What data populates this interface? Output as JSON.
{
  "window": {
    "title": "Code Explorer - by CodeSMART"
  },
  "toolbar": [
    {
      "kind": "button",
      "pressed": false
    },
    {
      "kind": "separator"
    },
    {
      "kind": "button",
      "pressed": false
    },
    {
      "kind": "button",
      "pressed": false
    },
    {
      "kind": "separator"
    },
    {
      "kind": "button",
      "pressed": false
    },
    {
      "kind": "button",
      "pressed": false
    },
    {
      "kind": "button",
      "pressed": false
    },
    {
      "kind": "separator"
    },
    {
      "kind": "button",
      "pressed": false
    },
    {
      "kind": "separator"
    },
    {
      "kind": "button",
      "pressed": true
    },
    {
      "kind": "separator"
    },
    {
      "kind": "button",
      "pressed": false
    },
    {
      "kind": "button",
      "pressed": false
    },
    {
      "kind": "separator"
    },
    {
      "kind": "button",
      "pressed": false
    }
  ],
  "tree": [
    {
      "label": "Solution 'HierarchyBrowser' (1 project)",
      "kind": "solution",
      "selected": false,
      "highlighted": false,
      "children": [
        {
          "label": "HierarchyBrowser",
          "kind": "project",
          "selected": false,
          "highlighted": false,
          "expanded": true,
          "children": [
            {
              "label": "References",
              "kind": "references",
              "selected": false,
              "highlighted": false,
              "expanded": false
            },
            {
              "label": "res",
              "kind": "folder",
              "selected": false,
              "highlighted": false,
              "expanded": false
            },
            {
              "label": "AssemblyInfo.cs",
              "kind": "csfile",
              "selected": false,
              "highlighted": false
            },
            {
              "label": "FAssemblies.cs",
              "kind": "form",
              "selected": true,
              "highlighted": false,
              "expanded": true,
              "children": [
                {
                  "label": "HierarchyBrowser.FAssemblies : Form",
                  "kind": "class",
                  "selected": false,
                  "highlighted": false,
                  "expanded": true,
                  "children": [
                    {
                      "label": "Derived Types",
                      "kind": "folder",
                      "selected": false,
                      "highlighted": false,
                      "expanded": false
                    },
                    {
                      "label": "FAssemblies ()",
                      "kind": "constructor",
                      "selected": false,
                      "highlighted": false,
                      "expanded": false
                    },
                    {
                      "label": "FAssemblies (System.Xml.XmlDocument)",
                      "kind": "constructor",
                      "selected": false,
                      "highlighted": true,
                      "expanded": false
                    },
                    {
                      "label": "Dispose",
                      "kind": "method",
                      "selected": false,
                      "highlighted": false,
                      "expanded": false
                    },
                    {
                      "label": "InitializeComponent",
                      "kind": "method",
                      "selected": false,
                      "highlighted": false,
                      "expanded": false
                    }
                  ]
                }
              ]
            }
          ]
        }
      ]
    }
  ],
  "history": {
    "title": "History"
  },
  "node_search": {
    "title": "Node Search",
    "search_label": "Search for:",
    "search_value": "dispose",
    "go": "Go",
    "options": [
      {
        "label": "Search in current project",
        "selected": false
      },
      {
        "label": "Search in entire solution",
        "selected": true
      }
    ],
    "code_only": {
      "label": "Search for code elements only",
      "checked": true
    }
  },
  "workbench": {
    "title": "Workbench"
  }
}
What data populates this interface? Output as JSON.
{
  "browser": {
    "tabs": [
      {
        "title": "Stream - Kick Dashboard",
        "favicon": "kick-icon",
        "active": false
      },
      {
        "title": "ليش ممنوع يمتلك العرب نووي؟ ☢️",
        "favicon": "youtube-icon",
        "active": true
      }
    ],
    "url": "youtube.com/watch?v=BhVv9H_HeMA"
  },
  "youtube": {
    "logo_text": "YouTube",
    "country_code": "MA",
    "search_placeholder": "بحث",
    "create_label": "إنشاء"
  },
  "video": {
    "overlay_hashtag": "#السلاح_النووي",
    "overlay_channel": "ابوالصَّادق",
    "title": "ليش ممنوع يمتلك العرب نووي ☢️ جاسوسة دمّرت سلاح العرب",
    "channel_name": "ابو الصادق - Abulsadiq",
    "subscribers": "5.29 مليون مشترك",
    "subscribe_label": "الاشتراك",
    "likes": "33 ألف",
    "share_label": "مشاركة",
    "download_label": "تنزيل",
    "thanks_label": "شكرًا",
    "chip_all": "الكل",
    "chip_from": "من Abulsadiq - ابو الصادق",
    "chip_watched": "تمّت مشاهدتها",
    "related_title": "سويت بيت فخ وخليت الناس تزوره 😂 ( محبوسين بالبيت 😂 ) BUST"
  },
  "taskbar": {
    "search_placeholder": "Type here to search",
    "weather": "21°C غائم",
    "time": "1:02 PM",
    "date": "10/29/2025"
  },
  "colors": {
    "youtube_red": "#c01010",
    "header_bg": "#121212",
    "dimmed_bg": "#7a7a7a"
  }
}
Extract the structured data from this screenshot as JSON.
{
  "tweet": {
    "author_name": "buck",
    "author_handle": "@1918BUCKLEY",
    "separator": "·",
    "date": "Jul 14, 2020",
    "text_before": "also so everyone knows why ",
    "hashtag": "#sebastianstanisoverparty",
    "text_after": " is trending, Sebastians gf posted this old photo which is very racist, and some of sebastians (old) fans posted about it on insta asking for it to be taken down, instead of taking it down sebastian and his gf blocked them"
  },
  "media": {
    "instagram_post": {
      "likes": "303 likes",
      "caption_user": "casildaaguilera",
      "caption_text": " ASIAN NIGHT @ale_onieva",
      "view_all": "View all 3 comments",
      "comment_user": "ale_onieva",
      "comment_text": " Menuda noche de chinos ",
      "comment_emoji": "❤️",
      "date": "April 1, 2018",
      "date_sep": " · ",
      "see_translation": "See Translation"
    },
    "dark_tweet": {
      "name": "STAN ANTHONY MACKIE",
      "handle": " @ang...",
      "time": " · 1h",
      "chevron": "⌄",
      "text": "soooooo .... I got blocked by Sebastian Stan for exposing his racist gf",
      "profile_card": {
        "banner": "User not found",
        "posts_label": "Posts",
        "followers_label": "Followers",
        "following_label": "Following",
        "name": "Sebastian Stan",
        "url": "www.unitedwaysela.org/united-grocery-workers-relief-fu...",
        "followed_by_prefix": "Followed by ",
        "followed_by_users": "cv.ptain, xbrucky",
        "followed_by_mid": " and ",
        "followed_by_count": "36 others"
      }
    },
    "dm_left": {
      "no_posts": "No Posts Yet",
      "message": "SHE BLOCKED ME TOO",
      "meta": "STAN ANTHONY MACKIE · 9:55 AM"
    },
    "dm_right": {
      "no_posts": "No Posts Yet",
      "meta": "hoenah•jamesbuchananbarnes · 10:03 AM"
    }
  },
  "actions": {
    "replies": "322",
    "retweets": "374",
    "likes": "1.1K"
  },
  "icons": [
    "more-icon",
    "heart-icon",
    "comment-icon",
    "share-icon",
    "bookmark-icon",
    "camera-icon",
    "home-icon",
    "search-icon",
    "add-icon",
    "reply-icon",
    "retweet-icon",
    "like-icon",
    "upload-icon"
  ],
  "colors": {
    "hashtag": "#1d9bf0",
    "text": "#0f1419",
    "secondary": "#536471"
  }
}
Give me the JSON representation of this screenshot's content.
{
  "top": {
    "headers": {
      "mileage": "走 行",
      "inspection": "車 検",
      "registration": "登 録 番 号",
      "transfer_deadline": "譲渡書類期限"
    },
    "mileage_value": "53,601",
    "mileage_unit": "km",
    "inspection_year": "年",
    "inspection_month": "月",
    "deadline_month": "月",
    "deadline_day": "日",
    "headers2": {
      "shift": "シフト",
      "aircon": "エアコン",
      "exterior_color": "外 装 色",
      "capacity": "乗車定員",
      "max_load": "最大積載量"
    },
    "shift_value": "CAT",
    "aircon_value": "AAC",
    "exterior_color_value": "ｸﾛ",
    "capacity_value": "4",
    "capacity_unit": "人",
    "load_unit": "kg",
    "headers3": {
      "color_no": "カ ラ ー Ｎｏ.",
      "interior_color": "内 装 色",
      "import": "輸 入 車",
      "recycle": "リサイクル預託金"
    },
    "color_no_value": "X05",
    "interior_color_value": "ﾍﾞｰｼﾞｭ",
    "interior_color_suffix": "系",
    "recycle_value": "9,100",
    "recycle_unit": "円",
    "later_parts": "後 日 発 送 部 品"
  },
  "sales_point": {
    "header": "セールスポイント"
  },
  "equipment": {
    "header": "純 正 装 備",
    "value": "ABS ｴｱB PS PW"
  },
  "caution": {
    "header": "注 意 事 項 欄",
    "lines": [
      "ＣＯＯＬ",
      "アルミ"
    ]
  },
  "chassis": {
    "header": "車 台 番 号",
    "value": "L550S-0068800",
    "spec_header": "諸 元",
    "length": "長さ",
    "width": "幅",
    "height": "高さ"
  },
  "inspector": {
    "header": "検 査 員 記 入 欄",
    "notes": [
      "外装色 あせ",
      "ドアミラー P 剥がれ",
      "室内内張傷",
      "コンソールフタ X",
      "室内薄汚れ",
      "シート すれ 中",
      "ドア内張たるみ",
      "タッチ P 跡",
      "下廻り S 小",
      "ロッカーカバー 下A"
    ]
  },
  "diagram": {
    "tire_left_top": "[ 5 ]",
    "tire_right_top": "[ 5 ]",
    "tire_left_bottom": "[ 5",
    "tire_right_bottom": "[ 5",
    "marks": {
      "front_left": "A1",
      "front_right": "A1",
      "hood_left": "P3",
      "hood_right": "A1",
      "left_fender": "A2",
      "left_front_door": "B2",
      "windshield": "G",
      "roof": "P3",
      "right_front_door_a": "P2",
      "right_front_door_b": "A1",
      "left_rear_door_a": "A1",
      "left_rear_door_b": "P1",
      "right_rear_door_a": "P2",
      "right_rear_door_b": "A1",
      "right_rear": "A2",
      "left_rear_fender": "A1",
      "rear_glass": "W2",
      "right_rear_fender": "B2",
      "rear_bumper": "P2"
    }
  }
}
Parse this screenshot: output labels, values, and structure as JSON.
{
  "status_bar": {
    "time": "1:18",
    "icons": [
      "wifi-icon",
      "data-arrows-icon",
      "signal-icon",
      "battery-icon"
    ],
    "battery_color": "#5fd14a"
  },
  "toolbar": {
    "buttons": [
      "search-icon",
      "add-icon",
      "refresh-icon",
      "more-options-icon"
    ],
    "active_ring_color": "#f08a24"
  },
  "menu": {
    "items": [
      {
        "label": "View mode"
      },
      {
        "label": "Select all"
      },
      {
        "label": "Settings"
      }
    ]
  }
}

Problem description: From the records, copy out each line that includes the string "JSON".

Output for this exercise:
What data populates this interface? Output as JSON.
What data populates this interface? Output as JSON.
Extract the structured data from this screenshot as JSON.
Give me the JSON representation of this screenshot's content.
Parse this screenshot: output labels, values, and structure as JSON.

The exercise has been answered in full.